··· The data ···

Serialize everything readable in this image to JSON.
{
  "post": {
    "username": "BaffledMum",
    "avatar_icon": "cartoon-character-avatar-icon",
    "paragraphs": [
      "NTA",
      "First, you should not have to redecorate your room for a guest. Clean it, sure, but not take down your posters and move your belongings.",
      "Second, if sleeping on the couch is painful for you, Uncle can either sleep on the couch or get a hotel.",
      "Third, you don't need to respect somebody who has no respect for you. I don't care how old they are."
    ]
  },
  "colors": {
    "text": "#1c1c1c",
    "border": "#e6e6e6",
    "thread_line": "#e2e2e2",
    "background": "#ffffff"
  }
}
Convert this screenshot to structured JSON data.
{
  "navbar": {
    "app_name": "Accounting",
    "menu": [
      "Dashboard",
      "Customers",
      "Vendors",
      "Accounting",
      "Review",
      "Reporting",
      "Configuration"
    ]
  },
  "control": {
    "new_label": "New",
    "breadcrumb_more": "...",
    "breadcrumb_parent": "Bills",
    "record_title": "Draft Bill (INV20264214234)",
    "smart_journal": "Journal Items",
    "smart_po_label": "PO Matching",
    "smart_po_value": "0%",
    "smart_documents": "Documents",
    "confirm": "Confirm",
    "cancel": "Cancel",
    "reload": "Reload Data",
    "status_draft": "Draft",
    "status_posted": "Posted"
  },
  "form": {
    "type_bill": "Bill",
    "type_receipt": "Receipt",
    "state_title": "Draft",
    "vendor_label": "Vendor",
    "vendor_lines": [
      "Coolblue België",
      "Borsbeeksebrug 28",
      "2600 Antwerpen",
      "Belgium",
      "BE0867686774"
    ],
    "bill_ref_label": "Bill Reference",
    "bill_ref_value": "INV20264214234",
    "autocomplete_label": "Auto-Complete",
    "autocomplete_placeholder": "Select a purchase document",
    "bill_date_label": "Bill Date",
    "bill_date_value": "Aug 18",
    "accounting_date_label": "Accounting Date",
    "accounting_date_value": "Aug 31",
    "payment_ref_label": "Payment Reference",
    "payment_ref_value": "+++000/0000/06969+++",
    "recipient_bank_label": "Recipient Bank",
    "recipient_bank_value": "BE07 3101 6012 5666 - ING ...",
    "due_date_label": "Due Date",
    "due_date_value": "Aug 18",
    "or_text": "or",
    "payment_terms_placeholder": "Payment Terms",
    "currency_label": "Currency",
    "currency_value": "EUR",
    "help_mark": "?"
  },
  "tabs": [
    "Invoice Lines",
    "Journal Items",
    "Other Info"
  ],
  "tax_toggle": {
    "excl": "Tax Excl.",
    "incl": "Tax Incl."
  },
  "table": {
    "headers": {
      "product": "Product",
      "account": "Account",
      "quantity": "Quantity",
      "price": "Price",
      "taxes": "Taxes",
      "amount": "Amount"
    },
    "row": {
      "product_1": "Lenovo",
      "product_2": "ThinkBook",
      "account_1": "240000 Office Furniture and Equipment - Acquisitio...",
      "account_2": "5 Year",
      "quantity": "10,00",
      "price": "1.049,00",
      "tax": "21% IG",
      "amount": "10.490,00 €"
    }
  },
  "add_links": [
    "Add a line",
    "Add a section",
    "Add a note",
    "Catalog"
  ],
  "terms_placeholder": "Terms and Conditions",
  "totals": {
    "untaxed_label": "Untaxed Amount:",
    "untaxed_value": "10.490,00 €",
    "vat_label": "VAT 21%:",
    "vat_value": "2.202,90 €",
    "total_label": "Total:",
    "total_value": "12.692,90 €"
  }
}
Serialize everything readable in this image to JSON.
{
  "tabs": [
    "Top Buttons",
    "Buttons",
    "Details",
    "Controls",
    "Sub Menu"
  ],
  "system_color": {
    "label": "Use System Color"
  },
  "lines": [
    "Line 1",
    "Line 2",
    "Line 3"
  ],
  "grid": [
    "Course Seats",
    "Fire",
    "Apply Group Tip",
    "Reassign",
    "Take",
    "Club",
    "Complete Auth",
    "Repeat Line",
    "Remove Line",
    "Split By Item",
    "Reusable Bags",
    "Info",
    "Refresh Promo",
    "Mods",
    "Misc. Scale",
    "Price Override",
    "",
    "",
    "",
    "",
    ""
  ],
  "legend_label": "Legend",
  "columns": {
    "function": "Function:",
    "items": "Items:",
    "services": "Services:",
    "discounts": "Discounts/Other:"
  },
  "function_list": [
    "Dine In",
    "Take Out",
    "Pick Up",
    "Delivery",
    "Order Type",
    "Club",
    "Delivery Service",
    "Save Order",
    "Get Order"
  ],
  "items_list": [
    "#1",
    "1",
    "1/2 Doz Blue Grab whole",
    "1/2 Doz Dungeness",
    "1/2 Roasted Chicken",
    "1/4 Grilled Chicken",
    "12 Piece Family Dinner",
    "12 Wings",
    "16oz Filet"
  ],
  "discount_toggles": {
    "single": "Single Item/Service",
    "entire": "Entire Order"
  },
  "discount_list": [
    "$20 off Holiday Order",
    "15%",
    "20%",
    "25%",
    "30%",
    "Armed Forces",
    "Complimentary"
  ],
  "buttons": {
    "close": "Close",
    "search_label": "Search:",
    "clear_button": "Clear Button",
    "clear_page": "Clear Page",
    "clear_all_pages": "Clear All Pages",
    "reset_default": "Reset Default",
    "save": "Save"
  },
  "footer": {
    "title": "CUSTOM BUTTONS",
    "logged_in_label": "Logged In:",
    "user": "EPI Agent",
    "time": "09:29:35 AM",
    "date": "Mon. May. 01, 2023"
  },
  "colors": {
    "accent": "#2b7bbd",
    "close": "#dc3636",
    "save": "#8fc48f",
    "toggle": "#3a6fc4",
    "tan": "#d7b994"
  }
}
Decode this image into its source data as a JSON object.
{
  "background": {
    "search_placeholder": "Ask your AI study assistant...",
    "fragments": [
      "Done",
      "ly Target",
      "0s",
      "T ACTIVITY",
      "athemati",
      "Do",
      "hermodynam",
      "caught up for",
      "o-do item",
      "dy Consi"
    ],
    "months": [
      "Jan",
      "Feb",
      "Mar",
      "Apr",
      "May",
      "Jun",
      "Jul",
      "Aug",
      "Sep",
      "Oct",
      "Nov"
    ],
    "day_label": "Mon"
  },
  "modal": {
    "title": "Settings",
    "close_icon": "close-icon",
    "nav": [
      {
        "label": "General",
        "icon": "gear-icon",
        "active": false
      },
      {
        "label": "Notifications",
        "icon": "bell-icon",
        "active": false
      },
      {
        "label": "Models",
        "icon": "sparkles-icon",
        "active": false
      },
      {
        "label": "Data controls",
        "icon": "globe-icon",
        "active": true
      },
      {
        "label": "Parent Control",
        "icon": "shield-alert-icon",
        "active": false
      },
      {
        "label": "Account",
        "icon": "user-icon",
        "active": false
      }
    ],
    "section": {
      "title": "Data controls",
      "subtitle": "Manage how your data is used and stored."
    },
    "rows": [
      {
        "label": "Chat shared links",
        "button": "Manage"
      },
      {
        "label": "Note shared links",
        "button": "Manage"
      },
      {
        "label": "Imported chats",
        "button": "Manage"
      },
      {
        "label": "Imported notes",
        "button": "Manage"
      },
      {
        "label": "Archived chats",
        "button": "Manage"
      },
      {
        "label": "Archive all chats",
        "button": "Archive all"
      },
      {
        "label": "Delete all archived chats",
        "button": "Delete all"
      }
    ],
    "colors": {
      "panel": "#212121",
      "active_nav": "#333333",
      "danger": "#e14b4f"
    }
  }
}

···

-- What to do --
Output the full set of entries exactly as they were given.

-- Solution to this task --
Serialize everything readable in this image to JSON.
{
  "post": {
    "username": "BaffledMum",
    "avatar_icon": "cartoon-character-avatar-icon",
    "paragraphs": [
      "NTA",
      "First, you should not have to redecorate your room for a guest. Clean it, sure, but not take down your posters and move your belongings.",
      "Second, if sleeping on the couch is painful for you, Uncle can either sleep on the couch or get a hotel.",
      "Third, you don't need to respect somebody who has no respect for you. I don't care how old they are."
    ]
  },
  "colors": {
    "text": "#1c1c1c",
    "border": "#e6e6e6",
    "thread_line": "#e2e2e2",
    "background": "#ffffff"
  }
}
Convert this screenshot to structured JSON data.
{
  "navbar": {
    "app_name": "Accounting",
    "menu": [
      "Dashboard",
      "Customers",
      "Vendors",
      "Accounting",
      "Review",
      "Reporting",
      "Configuration"
    ]
  },
  "control": {
    "new_label": "New",
    "breadcrumb_more": "...",
    "breadcrumb_parent": "Bills",
    "record_title": "Draft Bill (INV20264214234)",
    "smart_journal": "Journal Items",
    "smart_po_label": "PO Matching",
    "smart_po_value": "0%",
    "smart_documents": "Documents",
    "confirm": "Confirm",
    "cancel": "Cancel",
    "reload": "Reload Data",
    "status_draft": "Draft",
    "status_posted": "Posted"
  },
  "form": {
    "type_bill": "Bill",
    "type_receipt": "Receipt",
    "state_title": "Draft",
    "vendor_label": "Vendor",
    "vendor_lines": [
      "Coolblue België",
      "Borsbeeksebrug 28",
      "2600 Antwerpen",
      "Belgium",
      "BE0867686774"
    ],
    "bill_ref_label": "Bill Reference",
    "bill_ref_value": "INV20264214234",
    "autocomplete_label": "Auto-Complete",
    "autocomplete_placeholder": "Select a purchase document",
    "bill_date_label": "Bill Date",
    "bill_date_value": "Aug 18",
    "accounting_date_label": "Accounting Date",
    "accounting_date_value": "Aug 31",
    "payment_ref_label": "Payment Reference",
    "payment_ref_value": "+++000/0000/06969+++",
    "recipient_bank_label": "Recipient Bank",
    "recipient_bank_value": "BE07 3101 6012 5666 - ING ...",
    "due_date_label": "Due Date",
    "due_date_value": "Aug 18",
    "or_text": "or",
    "payment_terms_placeholder": "Payment Terms",
    "currency_label": "Currency",
    "currency_value": "EUR",
    "help_mark": "?"
  },
  "tabs": [
    "Invoice Lines",
    "Journal Items",
    "Other Info"
  ],
  "tax_toggle": {
    "excl": "Tax Excl.",
    "incl": "Tax Incl."
  },
  "table": {
    "headers": {
      "product": "Product",
      "account": "Account",
      "quantity": "Quantity",
      "price": "Price",
      "taxes": "Taxes",
      "amount": "Amount"
    },
    "row": {
      "product_1": "Lenovo",
      "product_2": "ThinkBook",
      "account_1": "240000 Office Furniture and Equipment - Acquisitio...",
      "account_2": "5 Year",
      "quantity": "10,00",
      "price": "1.049,00",
      "tax": "21% IG",
      "amount": "10.490,00 €"
    }
  },
  "add_links": [
    "Add a line",
    "Add a section",
    "Add a note",
    "Catalog"
  ],
  "terms_placeholder": "Terms and Conditions",
  "totals": {
    "untaxed_label": "Untaxed Amount:",
    "untaxed_value": "10.490,00 €",
    "vat_label": "VAT 21%:",
    "vat_value": "2.202,90 €",
    "total_label": "Total:",
    "total_value": "12.692,90 €"
  }
}
Serialize everything readable in this image to JSON.
{
  "tabs": [
    "Top Buttons",
    "Buttons",
    "Details",
    "Controls",
    "Sub Menu"
  ],
  "system_color": {
    "label": "Use System Color"
  },
  "lines": [
    "Line 1",
    "Line 2",
    "Line 3"
  ],
  "grid": [
    "Course Seats",
    "Fire",
    "Apply Group Tip",
    "Reassign",
    "Take",
    "Club",
    "Complete Auth",
    "Repeat Line",
    "Remove Line",
    "Split By Item",
    "Reusable Bags",
    "Info",
    "Refresh Promo",
    "Mods",
    "Misc. Scale",
    "Price Override",
    "",
    "",
    "",
    "",
    ""
  ],
  "legend_label": "Legend",
  "columns": {
    "function": "Function:",
    "items": "Items:",
    "services": "Services:",
    "discounts": "Discounts/Other:"
  },
  "function_list": [
    "Dine In",
    "Take Out",
    "Pick Up",
    "Delivery",
    "Order Type",
    "Club",
    "Delivery Service",
    "Save Order",
    "Get Order"
  ],
  "items_list": [
    "#1",
    "1",
    "1/2 Doz Blue Grab whole",
    "1/2 Doz Dungeness",
    "1/2 Roasted Chicken",
    "1/4 Grilled Chicken",
    "12 Piece Family Dinner",
    "12 Wings",
    "16oz Filet"
  ],
  "discount_toggles": {
    "single": "Single Item/Service",
    "entire": "Entire Order"
  },
  "discount_list": [
    "$20 off Holiday Order",
    "15%",
    "20%",
    "25%",
    "30%",
    "Armed Forces",
    "Complimentary"
  ],
  "buttons": {
    "close": "Close",
    "search_label": "Search:",
    "clear_button": "Clear Button",
    "clear_page": "Clear Page",
    "clear_all_pages": "Clear All Pages",
    "reset_default": "Reset Default",
    "save": "Save"
  },
  "footer": {
    "title": "CUSTOM BUTTONS",
    "logged_in_label": "Logged In:",
    "user": "EPI Agent",
    "time": "09:29:35 AM",
    "date": "Mon. May. 01, 2023"
  },
  "colors": {
    "accent": "#2b7bbd",
    "close": "#dc3636",
    "save": "#8fc48f",
    "toggle": "#3a6fc4",
    "tan": "#d7b994"
  }
}
Decode this image into its source data as a JSON object.
{
  "background": {
    "search_placeholder": "Ask your AI study assistant...",
    "fragments": [
      "Done",
      "ly Target",
      "0s",
      "T ACTIVITY",
      "athemati",
      "Do",
      "hermodynam",
      "caught up for",
      "o-do item",
      "dy Consi"
    ],
    "months": [
      "Jan",
      "Feb",
      "Mar",
      "Apr",
      "May",
      "Jun",
      "Jul",
      "Aug",
      "Sep",
      "Oct",
      "Nov"
    ],
    "day_label": "Mon"
  },
  "modal": {
    "title": "Settings",
    "close_icon": "close-icon",
    "nav": [
      {
        "label": "General",
        "icon": "gear-icon",
        "active": false
      },
      {
        "label": "Notifications",
        "icon": "bell-icon",
        "active": false
      },
      {
        "label": "Models",
        "icon": "sparkles-icon",
        "active": false
      },
      {
        "label": "Data controls",
        "icon": "globe-icon",
        "active": true
      },
      {
        "label": "Parent Control",
        "icon": "shield-alert-icon",
        "active": false
      },
      {
        "label": "Account",
        "icon": "user-icon",
        "active": false
      }
    ],
    "section": {
      "title": "Data controls",
      "subtitle": "Manage how your data is used and stored."
    },
    "rows": [
      {
        "label": "Chat shared links",
        "button": "Manage"
      },
      {
        "label": "Note shared links",
        "button": "Manage"
      },
      {
        "label": "Imported chats",
        "button": "Manage"
      },
      {
        "label": "Imported notes",
        "button": "Manage"
      },
      {
        "label": "Archived chats",
        "button": "Manage"
      },
      {
        "label": "Archive all chats",
        "button": "Archive all"
      },
      {
        "label": "Delete all archived chats",
        "button": "Delete all"
      }
    ],
    "colors": {
      "panel": "#212121",
      "active_nav": "#333333",
      "danger": "#e14b4f"
    }
  }
}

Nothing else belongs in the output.